is the weaker of the two replies. After and , White has basically formed a base. However, Black has blocked White's progress into the right side.
Black should not play passively at and allow to form a base, thus losing the chance to attack the White group.
The large knight's move at is occassionally seen, and aims at speedy escape to the center. However, forces to patch up. Therefore, is seldom as good as a one-space extension.
If White occupies the upper-right corner, then White may want to play the counter-pincer at . In this case, Black and White has one weak group, and both groups will run to the center.
The White tenuki against the 1-space low pincer appears fairly frequently in modern professional practice. At the same time, the Black 3-space low extension also appears often against a White stone or stones in the upper right. White will often end up invading this extension later in the game. In any case, Black's two most frequent continuations are the attachment on top () and the low extension at a above. The diagonal attachment is a distant third while the 3-3 play at d is an interesting alternative that is currently (2005-2006) being experimented with.
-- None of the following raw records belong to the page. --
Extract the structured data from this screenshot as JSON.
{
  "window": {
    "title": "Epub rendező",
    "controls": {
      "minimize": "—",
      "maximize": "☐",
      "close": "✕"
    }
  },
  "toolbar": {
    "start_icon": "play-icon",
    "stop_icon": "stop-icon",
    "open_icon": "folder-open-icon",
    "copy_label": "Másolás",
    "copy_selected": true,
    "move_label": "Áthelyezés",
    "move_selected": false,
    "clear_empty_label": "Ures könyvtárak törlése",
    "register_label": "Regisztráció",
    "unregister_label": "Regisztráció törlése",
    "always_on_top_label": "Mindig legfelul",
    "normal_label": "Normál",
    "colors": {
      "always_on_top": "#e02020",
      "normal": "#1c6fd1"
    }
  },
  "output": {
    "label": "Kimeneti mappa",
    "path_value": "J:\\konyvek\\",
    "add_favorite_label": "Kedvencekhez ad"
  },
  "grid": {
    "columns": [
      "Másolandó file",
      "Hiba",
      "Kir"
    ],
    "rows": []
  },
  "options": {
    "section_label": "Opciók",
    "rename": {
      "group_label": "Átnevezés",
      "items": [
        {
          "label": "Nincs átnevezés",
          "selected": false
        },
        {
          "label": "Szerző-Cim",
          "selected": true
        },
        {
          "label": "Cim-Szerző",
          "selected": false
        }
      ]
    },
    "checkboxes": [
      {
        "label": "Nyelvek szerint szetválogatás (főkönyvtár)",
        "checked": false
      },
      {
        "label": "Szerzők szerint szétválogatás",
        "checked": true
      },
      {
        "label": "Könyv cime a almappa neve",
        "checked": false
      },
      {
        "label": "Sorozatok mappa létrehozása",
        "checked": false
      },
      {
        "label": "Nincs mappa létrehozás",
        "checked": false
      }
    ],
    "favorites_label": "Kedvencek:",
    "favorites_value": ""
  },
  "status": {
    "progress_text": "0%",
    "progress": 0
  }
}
Black's fundamental challenge with this position is to avoid playing on too small a scale.
When Black plays the diagonal attachment, White will often tenuki again. In such cases Black may leave the position as it is for now or play at 2. When White responds with and follows, the two main choices for the are the diagonal play show here and the attachment at a. If there are close supporting stones around b, White usually attaches at a. If there is no close support, White usually plays the diagonal .
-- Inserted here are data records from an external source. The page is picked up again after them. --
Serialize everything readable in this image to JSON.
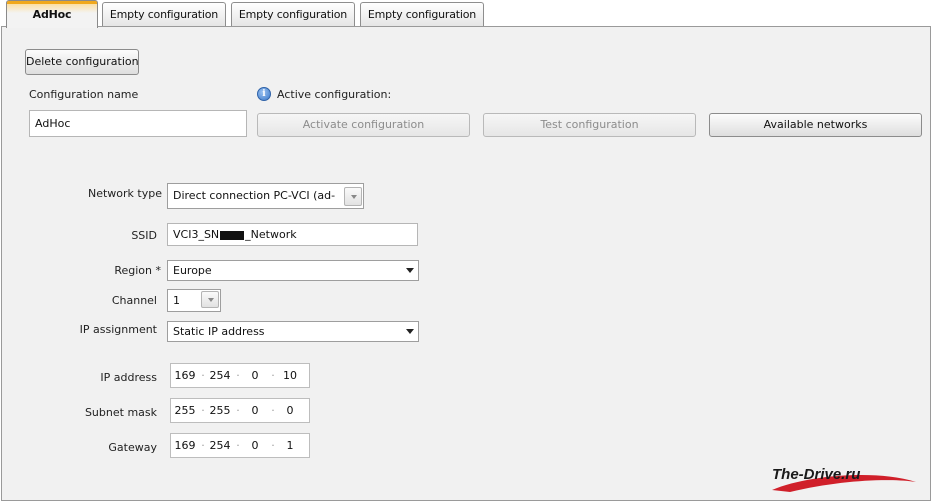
{
  "tabs": [
    {
      "label": "AdHoc",
      "active": true
    },
    {
      "label": "Empty configuration",
      "active": false
    },
    {
      "label": "Empty configuration",
      "active": false
    },
    {
      "label": "Empty configuration",
      "active": false
    }
  ],
  "toolbar": {
    "delete_label": "Delete configuration",
    "activate_label": "Activate configuration",
    "test_label": "Test configuration",
    "available_label": "Available networks"
  },
  "config": {
    "name_label": "Configuration name",
    "name_value": "AdHoc",
    "active_label": "Active configuration:"
  },
  "form": {
    "network_type_label": "Network type",
    "network_type_value": "Direct connection PC-VCI (ad-",
    "ssid_label": "SSID",
    "ssid_prefix": "VCI3_SN",
    "ssid_suffix": "_Network",
    "region_label": "Region *",
    "region_value": "Europe",
    "channel_label": "Channel",
    "channel_value": "1",
    "ip_assignment_label": "IP assignment",
    "ip_assignment_value": "Static IP address",
    "ip_address_label": "IP address",
    "ip_address": [
      "169",
      "254",
      "0",
      "10"
    ],
    "subnet_label": "Subnet mask",
    "subnet": [
      "255",
      "255",
      "0",
      "0"
    ],
    "gateway_label": "Gateway",
    "gateway": [
      "169",
      "254",
      "0",
      "1"
    ]
  },
  "watermark": {
    "text": "The-Drive.ru"
  },
  "icons": {
    "info": "info-icon",
    "dropdown": "chevron-down-icon"
  },
  "colors": {
    "tab_accent": "#f0a81c",
    "panel_bg": "#f1f1f1",
    "info_blue": "#3a78c9",
    "watermark_red": "#d0202a"
  }
}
The 2-space low pincer is relatively uncommon in modern Go. It is usually played in relation to other stones in the upper right. Nevertheless it is a severe pincer and White seldom choses to play tenuki. As a result, most cases where the diagonal attachment joseki arises start with a White invasion into a 4-space low extension by Black. This normally implies that the extension is facing some White stones in the upper right since the 4-space extension does not usually fit as a connecter between two Black corners. There is not enough experience in professional play to draw any conclusions on how White should best proceed. At there are only one or two examples of each play (4, a-e). The choice will always be made in relation to the other stones on the board. It is clear that White's strategy must be to run out and/or pressure the pincer stone. There is not enough room for White to settle herself at the top.
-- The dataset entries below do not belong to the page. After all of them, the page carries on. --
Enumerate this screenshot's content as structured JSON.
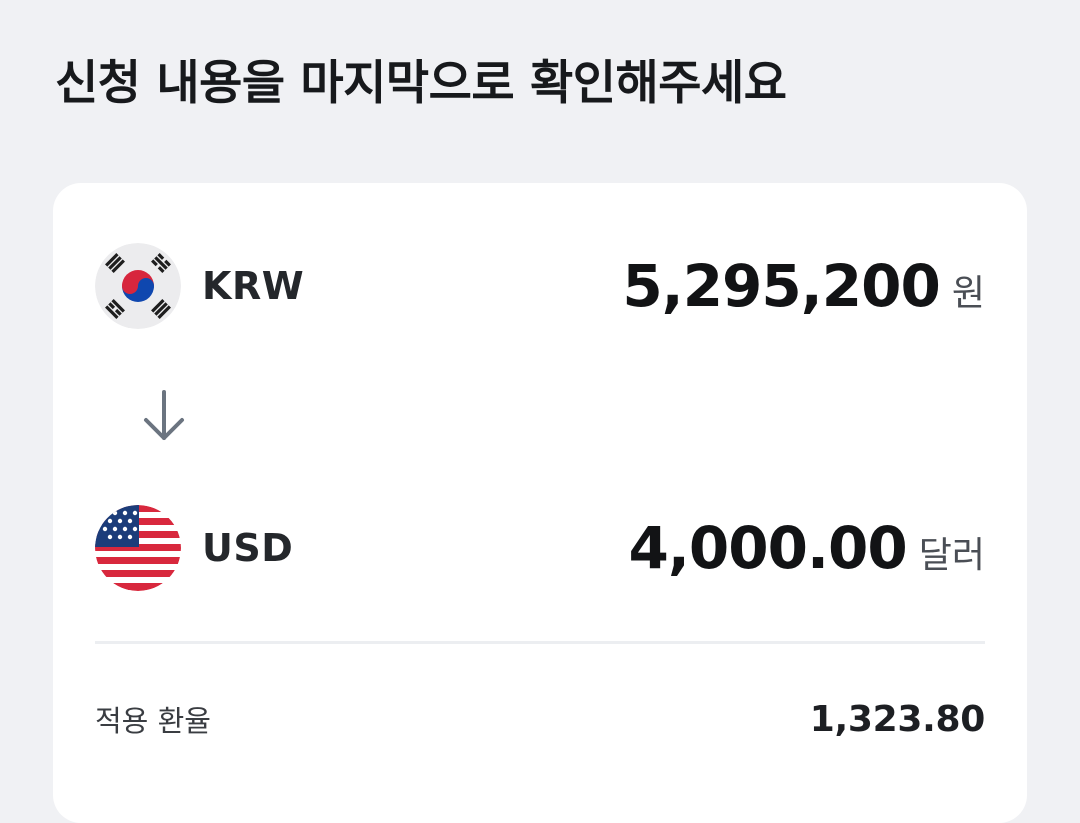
{
  "page": {
    "title": "신청 내용을 마지막으로 확인해주세요"
  },
  "exchange": {
    "from": {
      "currency": "KRW",
      "flag_icon": "south-korea-flag-icon",
      "amount": "5,295,200",
      "unit": "원"
    },
    "direction_icon": "arrow-down-icon",
    "to": {
      "currency": "USD",
      "flag_icon": "united-states-flag-icon",
      "amount": "4,000.00",
      "unit": "달러"
    },
    "rate": {
      "label": "적용 환율",
      "value": "1,323.80"
    }
  },
  "colors": {
    "background": "#f0f1f4",
    "card": "#ffffff",
    "text_primary": "#121315",
    "arrow": "#6b7480"
  }
}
The marked Black stone is not a common extension from the 4-4 stone. As a result, most occasions where this arises are when White ignores the two-space high pincer. This pincer is more often played when White holds the upper right than Black. As a result, the most frequent play after the exchange of for is to approach from the right at or adjacent points. Black and White are likely to run into the center side by side. If White runs out directly, Black will most likely jump out in turn but may decide to extend along the top instead if there is enough room.
The three-space low pincer has a long history. However, there is little professional experience where White chooses to ignore the pincer. The above position rather arises most of the time when White invades Black's five-space extension. is by far the most common reply. Although there is space for White to extend to b, it is rare that White will choose to do so. There is no good next play for White since the marked Black stone is low. It is most common that White will choose to play from the right around (since most often White invades in this way when the Black extention faces a White position in the upper right. If White does not play from the right, she is most likely to lean on the Black stone with one of the points marked a.
- 4-4 point diagonal attachment, one-space jump (without pincer)
- 4-4 point diagonal attachment, pincer (without one-space jump)
- 4-4 point diagonal attachment, low corner enclosure
- 4-4 point diagonal attachment, large low corner enclosure
- 4-4 point diagonal attachment joseki, 3-3 invasion
- BQM 82